Collected data entries:
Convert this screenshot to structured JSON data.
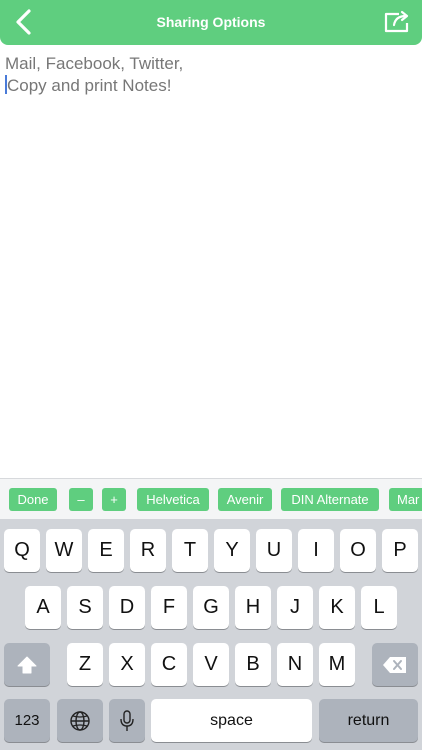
{
  "navbar": {
    "title": "Sharing Options",
    "back_icon": "chevron-left-icon",
    "share_icon": "share-icon",
    "color": "#5fce7f"
  },
  "note": {
    "lines": [
      "Mail, Facebook, Twitter,",
      "Copy and print Notes!"
    ]
  },
  "toolbar": {
    "done": "Done",
    "minus": "–",
    "plus": "+",
    "fonts": [
      "Helvetica",
      "Avenir",
      "DIN Alternate",
      "Mar"
    ]
  },
  "keyboard": {
    "row1": [
      "Q",
      "W",
      "E",
      "R",
      "T",
      "Y",
      "U",
      "I",
      "O",
      "P"
    ],
    "row2": [
      "A",
      "S",
      "D",
      "F",
      "G",
      "H",
      "J",
      "K",
      "L"
    ],
    "row3": [
      "Z",
      "X",
      "C",
      "V",
      "B",
      "N",
      "M"
    ],
    "numbers_key": "123",
    "space_key": "space",
    "return_key": "return",
    "shift_icon": "shift-icon",
    "delete_icon": "delete-icon",
    "globe_icon": "globe-icon",
    "mic_icon": "microphone-icon"
  }
}
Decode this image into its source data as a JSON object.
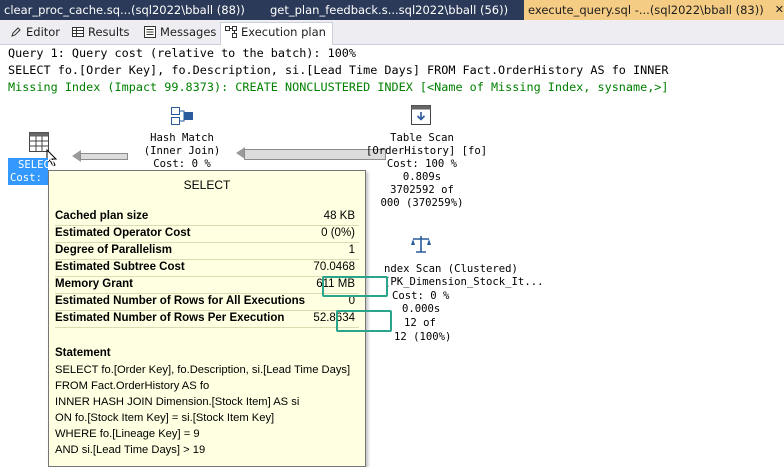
{
  "doc_tabs": [
    {
      "label": "clear_proc_cache.sq...(sql2022\\bball (88))"
    },
    {
      "label": "get_plan_feedback.s...sql2022\\bball (56))"
    },
    {
      "label": "execute_query.sql -...(sql2022\\bball (83))",
      "close": "✕"
    }
  ],
  "sub_tabs": [
    {
      "label": "Editor"
    },
    {
      "label": "Results"
    },
    {
      "label": "Messages"
    },
    {
      "label": "Execution plan"
    }
  ],
  "query": {
    "header": "Query 1: Query cost (relative to the batch): 100%",
    "sql": "SELECT fo.[Order Key], fo.Description, si.[Lead Time Days] FROM Fact.OrderHistory AS fo INNER",
    "missing_index": "Missing Index (Impact 99.8373): CREATE NONCLUSTERED INDEX [<Name of Missing Index, sysname,>]"
  },
  "plan": {
    "select_node": {
      "label1": "SELECT",
      "label2": "Cost:"
    },
    "hash_match": {
      "lines": [
        "Hash Match",
        "(Inner Join)",
        "Cost: 0 %"
      ]
    },
    "table_scan": {
      "lines": [
        "Table Scan",
        "[OrderHistory] [fo]",
        "Cost: 100 %",
        "0.809s",
        "3702592 of",
        "000 (370259%)"
      ]
    },
    "index_scan": {
      "lines": [
        "ndex Scan (Clustered)",
        "[PK_Dimension_Stock_It...",
        "Cost: 0 %",
        "0.000s",
        "12 of",
        "12 (100%)"
      ]
    }
  },
  "tooltip": {
    "title": "SELECT",
    "rows": [
      {
        "key": "Cached plan size",
        "value": "48 KB"
      },
      {
        "key": "Estimated Operator Cost",
        "value": "0 (0%)"
      },
      {
        "key": "Degree of Parallelism",
        "value": "1"
      },
      {
        "key": "Estimated Subtree Cost",
        "value": "70.0468"
      },
      {
        "key": "Memory Grant",
        "value": "611 MB"
      },
      {
        "key": "Estimated Number of Rows for All Executions",
        "value": "0"
      },
      {
        "key": "Estimated Number of Rows Per Execution",
        "value": "52.8634"
      }
    ],
    "statement_title": "Statement",
    "statement_lines": [
      "SELECT fo.[Order Key], fo.Description, si.[Lead Time Days]",
      "FROM  Fact.OrderHistory AS fo",
      "INNER HASH JOIN Dimension.[Stock Item] AS si",
      "ON fo.[Stock Item Key] = si.[Stock Item Key]",
      "WHERE fo.[Lineage Key] = 9",
      "AND si.[Lead Time Days] > 19"
    ]
  },
  "colors": {
    "highlight": "#2aa58c",
    "active_tab": "#f5cc84",
    "tooltip_bg": "#ffffe1"
  }
}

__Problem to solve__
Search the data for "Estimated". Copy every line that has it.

__Response to this task__
        "key": "Estimated Operator Cost",
        "key": "Estimated Subtree Cost",
        "key": "Estimated Number of Rows for All Executions",
        "key": "Estimated Number of Rows Per Execution",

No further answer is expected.